When you do this part of the programme you want to make sure that you don’t have an jewellery on, or anything that will make you associate yourself with which side of the body it is. You want to be able to trick your body into believing that the reflection really is your painful limb. The idea is to trick the movement area of that of the brain enough to activate the area and believe it is actually moving but not enough to cause pain as your not actually doing the movement. Also you want to make sure that you are comfortable and that the movements are small and simple like opening and closing your hand. You want to keep the movements basic but relevant to what your goals are functionally, for example if you want to walk or run then pointing your toes up and down is a simple starting movement. You can develop it to the point where your painful limb also starts to join in with the movement seven though you cant see it, this is obviously dependant on your pain levels.
What is the evidence for Graded Motor Imagery?
So the NOI (neuro-orthopedic Institute) group that set this up, is run by some very smart people the main founder is Lorimer Moseley which might not mean much to most people but he one of the leading figures in pain science. The different stages are focused around treating central sensitisation which simply put, is when your brain gets very sensitive and goes into overdrive. When they are sensitised in this way it means that the neurone or brain cells can fire off prematurely and can get activated even if they shouldn’t be, like when someone fall starts in a race.
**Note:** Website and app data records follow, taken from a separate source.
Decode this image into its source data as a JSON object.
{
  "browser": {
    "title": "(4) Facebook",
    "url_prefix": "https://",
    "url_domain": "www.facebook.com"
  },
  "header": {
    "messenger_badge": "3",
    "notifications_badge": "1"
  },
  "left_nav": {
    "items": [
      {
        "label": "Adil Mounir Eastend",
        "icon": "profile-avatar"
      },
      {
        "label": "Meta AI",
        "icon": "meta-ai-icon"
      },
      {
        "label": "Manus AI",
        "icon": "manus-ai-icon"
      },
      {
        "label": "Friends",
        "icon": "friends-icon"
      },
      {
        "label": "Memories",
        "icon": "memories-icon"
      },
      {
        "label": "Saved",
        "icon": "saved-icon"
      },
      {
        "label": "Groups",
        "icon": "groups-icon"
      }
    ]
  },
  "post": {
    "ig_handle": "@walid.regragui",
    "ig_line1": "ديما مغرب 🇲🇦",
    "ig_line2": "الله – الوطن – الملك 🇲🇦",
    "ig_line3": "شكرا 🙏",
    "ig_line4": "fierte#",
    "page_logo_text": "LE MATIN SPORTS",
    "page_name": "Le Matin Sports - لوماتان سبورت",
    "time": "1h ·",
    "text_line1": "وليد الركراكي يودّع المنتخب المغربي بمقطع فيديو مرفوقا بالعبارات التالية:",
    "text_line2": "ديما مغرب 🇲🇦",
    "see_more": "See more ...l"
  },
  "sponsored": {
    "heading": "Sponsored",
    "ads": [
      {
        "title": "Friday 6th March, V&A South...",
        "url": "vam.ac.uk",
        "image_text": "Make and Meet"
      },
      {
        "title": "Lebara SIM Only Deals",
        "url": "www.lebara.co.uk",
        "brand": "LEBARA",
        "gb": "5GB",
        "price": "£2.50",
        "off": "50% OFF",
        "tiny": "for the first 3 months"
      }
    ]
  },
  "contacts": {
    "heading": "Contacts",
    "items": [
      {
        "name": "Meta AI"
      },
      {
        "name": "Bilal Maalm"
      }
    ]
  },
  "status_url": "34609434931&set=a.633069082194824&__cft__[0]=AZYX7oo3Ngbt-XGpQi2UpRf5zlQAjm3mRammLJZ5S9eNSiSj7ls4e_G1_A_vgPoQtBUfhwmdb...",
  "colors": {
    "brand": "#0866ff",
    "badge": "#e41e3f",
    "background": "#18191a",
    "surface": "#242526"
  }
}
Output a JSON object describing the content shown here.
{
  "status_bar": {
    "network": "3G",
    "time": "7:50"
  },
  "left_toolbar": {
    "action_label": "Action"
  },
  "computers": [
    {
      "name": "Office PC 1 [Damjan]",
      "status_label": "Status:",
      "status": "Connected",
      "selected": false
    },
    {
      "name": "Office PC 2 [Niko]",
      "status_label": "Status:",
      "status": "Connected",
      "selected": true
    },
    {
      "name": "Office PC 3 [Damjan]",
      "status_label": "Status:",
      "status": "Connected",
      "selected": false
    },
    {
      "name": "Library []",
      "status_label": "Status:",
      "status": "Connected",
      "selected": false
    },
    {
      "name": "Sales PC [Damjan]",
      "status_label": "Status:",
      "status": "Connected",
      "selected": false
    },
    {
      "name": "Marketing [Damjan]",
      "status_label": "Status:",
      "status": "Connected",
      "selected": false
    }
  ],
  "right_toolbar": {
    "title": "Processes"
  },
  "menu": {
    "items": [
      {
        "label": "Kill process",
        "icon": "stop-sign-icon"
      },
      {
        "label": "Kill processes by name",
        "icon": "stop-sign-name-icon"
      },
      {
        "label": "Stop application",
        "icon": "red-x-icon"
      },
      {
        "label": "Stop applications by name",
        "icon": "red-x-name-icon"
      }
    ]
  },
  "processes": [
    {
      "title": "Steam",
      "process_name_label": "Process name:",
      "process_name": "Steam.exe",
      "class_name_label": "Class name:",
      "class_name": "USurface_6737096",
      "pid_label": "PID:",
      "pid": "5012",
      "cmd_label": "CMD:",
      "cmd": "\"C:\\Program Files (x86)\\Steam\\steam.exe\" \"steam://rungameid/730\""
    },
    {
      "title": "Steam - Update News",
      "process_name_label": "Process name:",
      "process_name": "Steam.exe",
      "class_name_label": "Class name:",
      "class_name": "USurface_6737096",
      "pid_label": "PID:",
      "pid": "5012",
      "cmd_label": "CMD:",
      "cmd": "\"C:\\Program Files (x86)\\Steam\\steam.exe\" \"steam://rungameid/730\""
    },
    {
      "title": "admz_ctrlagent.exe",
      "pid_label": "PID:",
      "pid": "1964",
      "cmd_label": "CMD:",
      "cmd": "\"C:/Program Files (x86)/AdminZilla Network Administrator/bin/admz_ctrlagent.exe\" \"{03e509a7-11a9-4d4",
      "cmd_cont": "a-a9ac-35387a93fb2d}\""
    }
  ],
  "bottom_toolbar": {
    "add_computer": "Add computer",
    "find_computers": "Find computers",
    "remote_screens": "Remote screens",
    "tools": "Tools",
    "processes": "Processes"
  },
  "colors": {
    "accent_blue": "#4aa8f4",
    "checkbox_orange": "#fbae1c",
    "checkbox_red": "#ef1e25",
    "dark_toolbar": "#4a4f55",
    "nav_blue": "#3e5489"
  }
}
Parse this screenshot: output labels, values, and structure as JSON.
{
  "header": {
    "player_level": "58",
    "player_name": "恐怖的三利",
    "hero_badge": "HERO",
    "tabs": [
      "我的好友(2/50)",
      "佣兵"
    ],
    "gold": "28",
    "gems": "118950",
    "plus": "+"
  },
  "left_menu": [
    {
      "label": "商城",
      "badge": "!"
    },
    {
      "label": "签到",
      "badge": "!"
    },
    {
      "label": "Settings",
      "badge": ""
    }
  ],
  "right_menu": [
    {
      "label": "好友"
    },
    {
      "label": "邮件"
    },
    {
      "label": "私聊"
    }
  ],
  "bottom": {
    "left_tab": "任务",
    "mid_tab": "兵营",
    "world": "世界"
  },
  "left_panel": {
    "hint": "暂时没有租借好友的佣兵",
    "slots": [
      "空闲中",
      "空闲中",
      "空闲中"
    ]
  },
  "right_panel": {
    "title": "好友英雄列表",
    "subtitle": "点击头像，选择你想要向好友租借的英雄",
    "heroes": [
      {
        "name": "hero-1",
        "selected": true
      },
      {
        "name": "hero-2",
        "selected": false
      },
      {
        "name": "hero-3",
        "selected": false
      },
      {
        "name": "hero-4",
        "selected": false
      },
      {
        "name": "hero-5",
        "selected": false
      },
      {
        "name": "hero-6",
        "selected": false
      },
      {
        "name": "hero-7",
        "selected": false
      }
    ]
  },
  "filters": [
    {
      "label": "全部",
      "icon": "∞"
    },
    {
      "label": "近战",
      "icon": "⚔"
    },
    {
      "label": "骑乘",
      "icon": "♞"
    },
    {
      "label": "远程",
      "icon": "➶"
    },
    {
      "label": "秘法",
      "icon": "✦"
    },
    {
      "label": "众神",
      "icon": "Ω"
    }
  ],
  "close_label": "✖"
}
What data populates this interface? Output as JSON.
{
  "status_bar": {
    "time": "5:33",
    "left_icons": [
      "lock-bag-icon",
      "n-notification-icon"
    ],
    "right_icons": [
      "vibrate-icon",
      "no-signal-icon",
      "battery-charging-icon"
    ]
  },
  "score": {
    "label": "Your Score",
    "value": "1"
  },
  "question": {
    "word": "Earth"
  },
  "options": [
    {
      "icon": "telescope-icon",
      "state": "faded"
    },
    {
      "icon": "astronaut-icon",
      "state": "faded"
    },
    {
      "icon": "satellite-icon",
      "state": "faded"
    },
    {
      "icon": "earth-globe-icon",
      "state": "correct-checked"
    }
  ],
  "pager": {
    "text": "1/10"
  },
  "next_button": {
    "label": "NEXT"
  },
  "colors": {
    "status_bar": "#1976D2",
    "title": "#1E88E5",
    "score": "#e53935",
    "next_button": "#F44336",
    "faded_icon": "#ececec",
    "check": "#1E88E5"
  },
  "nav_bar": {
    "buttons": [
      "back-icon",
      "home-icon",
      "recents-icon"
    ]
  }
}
You start to feel pain and often extreme pain with less and less provocation to the point in extreme cases where you can get pain from things that shouldn’t hurtm like cotton wool touching the skin Ingraham (2016). This happened to me, I ended up having to sleep in a plaster cast as the touch of blankets caused too much pain for me to get to sleep. These changes occur in the central nervous system and how your brain and spinal cord process/reorganise the pain as well as the function of that part of your body. Neurologist have identified central sensitisation as one of the most dominant aspects of chronic pain and not surprisingly also one of the hardest things to treat. The symptoms of central sensitisation tend to get more severe as you have the condition for longer. Woolf (2010)
Therefore there has been extensive research hat has gone into each step of the programme as well as the process in general. Therefore it is important to do the steps in order, the time you spend on each one is dependant on the individual but Moseley, 2006 research shows the order is very important. However as I have said previous there has been a lot of evidence including from McLachlan et al, 2004 and McCabe et al, 2003 into mirror box therapy and research does show that just using that alone can be advantageous. The most beneficial results from GMI is for CRPS both types of the condition and phantom limb. (Moseley, 2005:Moseley, 2004). Honestly there is so much research into the beneficial results and how it can help different conditions. Some of the other pain conditions research has shown beneficial results for include: overuse and repetitive strain injuries, cumulative trauma disorders, osteoarthritis, lower back pain and other arthritic conditions.
GMI Tools Summary: http://www.noigroup.com/documents/noi_gmi_tools_information.pdf
McCabe CS, Haigh RC, Ring EFR, et al. A controlled pilot study of the utility of mirror visual feedback in the treatment of complex regional pain syndrome (type 1). Rheumatology (Oxford) 2003;42:97-101.